U.S. Supreme Court Could Dismantle Digital Privacy Protection Under Fourth Amendment
On November 29th, the U.S. Supreme Court heard arguments on a case that will be monumental for determining how the Fourth Amendment protects cell phone data, or digital privacy. The case, Carpenter vs. United States, specifically poses whether the warrantless seizure and search of historical cellphone records—which reveal the location and movements of a cell phone user over the span of 127 days—is permitted under the Fourth Amendment.
While the New York Supreme Court has already ruled that police officers first need to obtain an eavesdropping warrant to track the cellphones of criminal suspects, the government is now arguing that law enforcement has jurisdiction to obtain unlimited cell site location information without first obtaining a warrant at the U.S. Supreme Court level, which could have implications for every state in the U.S., and would pre-empt the decisions of any state courts, including that of New York.
Government Location Tracking Using Cellphone Data
At the heart of the case is ultimately a tension between security and privacy.

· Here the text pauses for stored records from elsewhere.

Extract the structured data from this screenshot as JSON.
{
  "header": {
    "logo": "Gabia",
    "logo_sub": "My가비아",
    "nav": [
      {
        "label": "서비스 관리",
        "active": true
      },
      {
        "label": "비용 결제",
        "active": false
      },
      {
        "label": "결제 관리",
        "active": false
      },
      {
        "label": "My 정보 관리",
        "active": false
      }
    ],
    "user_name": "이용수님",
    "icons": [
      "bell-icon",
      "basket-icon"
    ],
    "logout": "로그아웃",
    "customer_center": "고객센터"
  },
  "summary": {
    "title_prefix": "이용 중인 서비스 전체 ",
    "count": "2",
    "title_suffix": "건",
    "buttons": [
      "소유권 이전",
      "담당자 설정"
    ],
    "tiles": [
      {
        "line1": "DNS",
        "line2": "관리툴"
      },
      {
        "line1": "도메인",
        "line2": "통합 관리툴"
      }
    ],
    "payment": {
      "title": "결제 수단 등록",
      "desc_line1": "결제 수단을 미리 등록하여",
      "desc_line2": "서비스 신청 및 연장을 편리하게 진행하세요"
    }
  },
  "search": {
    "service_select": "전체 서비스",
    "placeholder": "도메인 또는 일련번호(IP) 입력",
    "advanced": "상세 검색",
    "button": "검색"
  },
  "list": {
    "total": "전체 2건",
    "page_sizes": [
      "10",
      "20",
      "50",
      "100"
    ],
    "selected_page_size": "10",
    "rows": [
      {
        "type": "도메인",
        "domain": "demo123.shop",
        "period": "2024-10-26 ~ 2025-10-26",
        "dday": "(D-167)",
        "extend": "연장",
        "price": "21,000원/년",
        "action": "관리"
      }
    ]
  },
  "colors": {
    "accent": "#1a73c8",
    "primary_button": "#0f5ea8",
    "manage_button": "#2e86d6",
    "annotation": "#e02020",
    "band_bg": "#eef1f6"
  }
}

If the high court ultimately rules in favor of law enforcement, there won’t be much individuals can do to avoid the government not knowing where you have been, at all times (short of not having a phone, that is).
The case started with the criminal conviction of an individual (Carpenter), who was accused and convicted of armed robbery, whereby prosecutors obtained close to 13,000 data points from private companies—and used 127 days of cell-phone location data without probable cause—to make their case. Carpenter appealed, arguing that such data collection was illegal, while prosecutors responded that there is no “reasonable expectation of privacy” when people sign up for cell phone service because they effectively turn over ownership of their call records to third-party businesses.
Reportedly, law enforcement officials have been using cell tower data as an investigative tool for more than a decade. Police identify towers that service the locations of crimes, and then request the records from the cell phone company. They then do a “tower dump,” whereby they comb through phone numbers serviced by that particular tower to find patterns and common numbers.
A jury arguably takes this kind of data seriously in court, whereby having a suspect’s cellphone in the area can serve as a powerful evidence against them. However, it is important to note that cell phones cannot necessarily log location data if users switch off the GPS function within the “location” or “privacy” settings.
New York Fourth Amendment Protection Criminal Defense Attorney
If you are facing criminal charges after having your cellphone data illegally obtained and searched, you need to speak with an experienced criminal defense attorney right away. We serve clients throughout New York and New Jersey, with more than 25 years of experience in this area of criminal defense. Contact the office of Phillip J. Murphy today for a free consultation.